● Work task
Report each line of the data that includes the word "Illuminazione".

(Dataset rows describing interfaces)
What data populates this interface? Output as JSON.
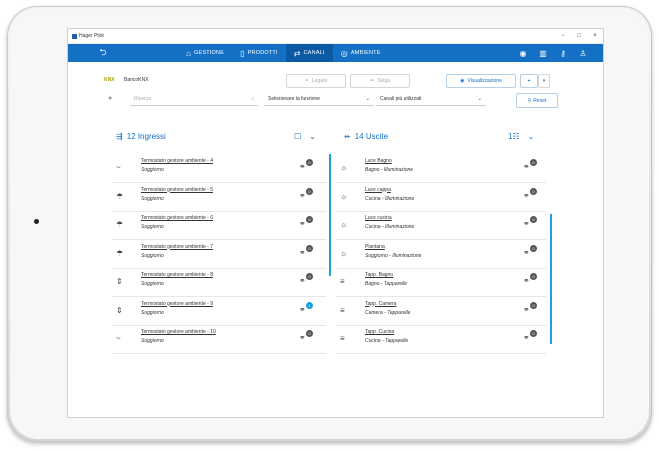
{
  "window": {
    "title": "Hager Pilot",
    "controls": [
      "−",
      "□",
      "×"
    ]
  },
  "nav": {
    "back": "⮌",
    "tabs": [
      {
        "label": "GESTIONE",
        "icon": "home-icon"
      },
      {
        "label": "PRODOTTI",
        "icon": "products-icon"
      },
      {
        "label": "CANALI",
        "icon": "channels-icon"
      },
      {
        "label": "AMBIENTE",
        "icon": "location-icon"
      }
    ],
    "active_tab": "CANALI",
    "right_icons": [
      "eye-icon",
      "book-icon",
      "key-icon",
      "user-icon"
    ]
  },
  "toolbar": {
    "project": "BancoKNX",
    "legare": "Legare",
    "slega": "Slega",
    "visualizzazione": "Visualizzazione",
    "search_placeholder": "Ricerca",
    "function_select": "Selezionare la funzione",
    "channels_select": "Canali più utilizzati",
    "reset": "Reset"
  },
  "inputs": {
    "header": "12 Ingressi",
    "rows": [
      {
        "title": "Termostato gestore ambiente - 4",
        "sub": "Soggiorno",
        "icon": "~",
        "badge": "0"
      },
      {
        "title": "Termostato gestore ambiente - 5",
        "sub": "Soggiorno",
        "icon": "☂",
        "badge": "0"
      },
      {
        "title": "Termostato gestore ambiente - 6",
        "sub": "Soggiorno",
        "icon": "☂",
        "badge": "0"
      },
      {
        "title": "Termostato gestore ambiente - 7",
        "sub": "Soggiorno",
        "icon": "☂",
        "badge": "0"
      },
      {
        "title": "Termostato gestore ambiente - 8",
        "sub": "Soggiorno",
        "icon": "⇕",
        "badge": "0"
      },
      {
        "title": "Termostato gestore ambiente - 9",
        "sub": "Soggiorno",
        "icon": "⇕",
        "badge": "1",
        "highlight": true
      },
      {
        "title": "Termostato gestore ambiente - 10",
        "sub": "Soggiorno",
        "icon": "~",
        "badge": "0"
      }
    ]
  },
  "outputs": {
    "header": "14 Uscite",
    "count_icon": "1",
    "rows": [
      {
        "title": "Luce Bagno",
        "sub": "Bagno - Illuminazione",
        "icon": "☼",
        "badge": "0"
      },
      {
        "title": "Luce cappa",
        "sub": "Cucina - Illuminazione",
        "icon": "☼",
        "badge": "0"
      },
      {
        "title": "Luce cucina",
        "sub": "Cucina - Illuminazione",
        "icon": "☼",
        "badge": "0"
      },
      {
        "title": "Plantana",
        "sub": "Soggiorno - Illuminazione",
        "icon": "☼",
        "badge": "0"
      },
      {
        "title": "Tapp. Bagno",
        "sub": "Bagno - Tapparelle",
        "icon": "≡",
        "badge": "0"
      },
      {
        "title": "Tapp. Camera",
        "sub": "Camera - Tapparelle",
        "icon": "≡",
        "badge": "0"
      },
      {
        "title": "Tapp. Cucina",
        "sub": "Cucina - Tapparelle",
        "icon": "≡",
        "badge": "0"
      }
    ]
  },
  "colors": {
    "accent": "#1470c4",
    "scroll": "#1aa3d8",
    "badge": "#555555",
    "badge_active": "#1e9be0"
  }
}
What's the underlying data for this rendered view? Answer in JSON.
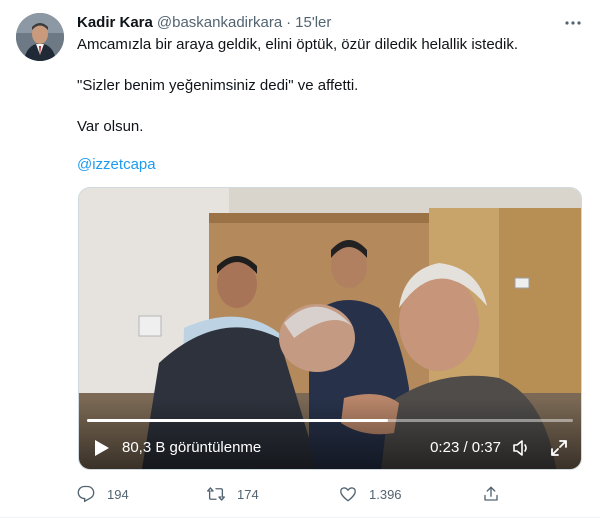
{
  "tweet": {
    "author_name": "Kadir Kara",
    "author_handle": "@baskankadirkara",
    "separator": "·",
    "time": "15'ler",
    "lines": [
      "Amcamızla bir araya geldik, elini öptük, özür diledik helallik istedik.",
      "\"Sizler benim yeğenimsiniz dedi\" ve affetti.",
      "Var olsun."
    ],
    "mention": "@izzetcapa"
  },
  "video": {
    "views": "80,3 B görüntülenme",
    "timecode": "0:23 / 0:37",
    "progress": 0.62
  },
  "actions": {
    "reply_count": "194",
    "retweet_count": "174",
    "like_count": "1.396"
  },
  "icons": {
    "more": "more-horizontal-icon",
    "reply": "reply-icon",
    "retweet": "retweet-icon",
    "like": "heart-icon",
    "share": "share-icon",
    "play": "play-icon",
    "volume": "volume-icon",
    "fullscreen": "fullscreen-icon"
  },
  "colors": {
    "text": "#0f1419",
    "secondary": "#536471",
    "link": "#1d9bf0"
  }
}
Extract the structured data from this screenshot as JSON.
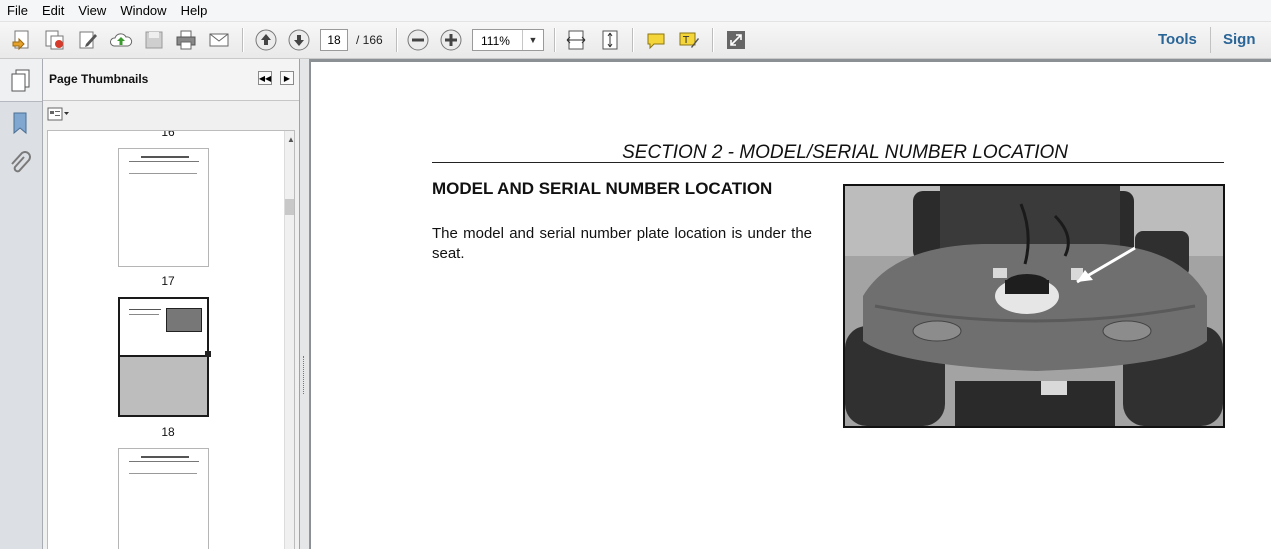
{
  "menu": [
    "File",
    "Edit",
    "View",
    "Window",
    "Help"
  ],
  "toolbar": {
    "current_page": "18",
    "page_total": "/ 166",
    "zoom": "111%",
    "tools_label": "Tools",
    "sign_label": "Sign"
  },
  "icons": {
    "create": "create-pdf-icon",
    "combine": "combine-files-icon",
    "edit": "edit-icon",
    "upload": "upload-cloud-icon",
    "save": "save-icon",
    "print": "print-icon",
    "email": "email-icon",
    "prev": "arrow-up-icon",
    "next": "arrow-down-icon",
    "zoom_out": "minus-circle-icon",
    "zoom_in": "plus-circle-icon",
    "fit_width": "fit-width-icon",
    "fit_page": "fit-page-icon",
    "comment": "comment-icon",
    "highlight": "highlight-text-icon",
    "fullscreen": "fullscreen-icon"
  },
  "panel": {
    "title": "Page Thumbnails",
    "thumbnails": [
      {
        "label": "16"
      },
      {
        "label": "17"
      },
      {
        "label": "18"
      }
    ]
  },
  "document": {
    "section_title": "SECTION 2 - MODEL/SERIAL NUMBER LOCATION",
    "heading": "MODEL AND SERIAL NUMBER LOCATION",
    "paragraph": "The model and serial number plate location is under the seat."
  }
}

● Written reply
        "sub": "Bagno - Illuminazione",
        "sub": "Cucina - Illuminazione",
        "sub": "Cucina - Illuminazione",
        "sub": "Soggiorno - Illuminazione",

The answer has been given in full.